- Supplied material -

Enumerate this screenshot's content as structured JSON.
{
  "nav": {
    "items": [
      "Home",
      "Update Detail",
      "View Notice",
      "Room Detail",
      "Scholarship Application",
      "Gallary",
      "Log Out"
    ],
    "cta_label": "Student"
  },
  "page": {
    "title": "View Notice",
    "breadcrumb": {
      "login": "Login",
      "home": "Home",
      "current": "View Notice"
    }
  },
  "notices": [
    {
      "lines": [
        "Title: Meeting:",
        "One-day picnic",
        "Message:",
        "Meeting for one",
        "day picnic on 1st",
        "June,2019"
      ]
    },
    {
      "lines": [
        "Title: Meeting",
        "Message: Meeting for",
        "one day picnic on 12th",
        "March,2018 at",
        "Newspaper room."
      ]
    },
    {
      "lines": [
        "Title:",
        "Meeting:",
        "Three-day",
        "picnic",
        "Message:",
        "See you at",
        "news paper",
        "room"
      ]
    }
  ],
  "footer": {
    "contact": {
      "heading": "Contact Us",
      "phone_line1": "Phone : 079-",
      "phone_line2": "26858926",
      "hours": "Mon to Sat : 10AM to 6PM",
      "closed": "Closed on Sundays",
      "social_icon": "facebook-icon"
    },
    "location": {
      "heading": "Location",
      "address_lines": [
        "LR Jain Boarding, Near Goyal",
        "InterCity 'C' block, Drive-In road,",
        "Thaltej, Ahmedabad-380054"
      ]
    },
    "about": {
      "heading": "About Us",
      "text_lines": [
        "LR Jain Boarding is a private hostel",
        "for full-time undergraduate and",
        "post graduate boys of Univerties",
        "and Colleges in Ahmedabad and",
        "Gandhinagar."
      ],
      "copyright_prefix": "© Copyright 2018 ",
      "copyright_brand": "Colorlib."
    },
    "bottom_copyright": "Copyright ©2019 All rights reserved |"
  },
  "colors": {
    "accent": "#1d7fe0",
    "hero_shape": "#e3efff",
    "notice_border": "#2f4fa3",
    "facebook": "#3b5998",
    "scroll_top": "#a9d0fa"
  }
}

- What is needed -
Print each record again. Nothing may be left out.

- Answer to the exercise -
Enumerate this screenshot's content as structured JSON.
{
  "nav": {
    "items": [
      "Home",
      "Update Detail",
      "View Notice",
      "Room Detail",
      "Scholarship Application",
      "Gallary",
      "Log Out"
    ],
    "cta_label": "Student"
  },
  "page": {
    "title": "View Notice",
    "breadcrumb": {
      "login": "Login",
      "home": "Home",
      "current": "View Notice"
    }
  },
  "notices": [
    {
      "lines": [
        "Title: Meeting:",
        "One-day picnic",
        "Message:",
        "Meeting for one",
        "day picnic on 1st",
        "June,2019"
      ]
    },
    {
      "lines": [
        "Title: Meeting",
        "Message: Meeting for",
        "one day picnic on 12th",
        "March,2018 at",
        "Newspaper room."
      ]
    },
    {
      "lines": [
        "Title:",
        "Meeting:",
        "Three-day",
        "picnic",
        "Message:",
        "See you at",
        "news paper",
        "room"
      ]
    }
  ],
  "footer": {
    "contact": {
      "heading": "Contact Us",
      "phone_line1": "Phone : 079-",
      "phone_line2": "26858926",
      "hours": "Mon to Sat : 10AM to 6PM",
      "closed": "Closed on Sundays",
      "social_icon": "facebook-icon"
    },
    "location": {
      "heading": "Location",
      "address_lines": [
        "LR Jain Boarding, Near Goyal",
        "InterCity 'C' block, Drive-In road,",
        "Thaltej, Ahmedabad-380054"
      ]
    },
    "about": {
      "heading": "About Us",
      "text_lines": [
        "LR Jain Boarding is a private hostel",
        "for full-time undergraduate and",
        "post graduate boys of Univerties",
        "and Colleges in Ahmedabad and",
        "Gandhinagar."
      ],
      "copyright_prefix": "© Copyright 2018 ",
      "copyright_brand": "Colorlib."
    },
    "bottom_copyright": "Copyright ©2019 All rights reserved |"
  },
  "colors": {
    "accent": "#1d7fe0",
    "hero_shape": "#e3efff",
    "notice_border": "#2f4fa3",
    "facebook": "#3b5998",
    "scroll_top": "#a9d0fa"
  }
}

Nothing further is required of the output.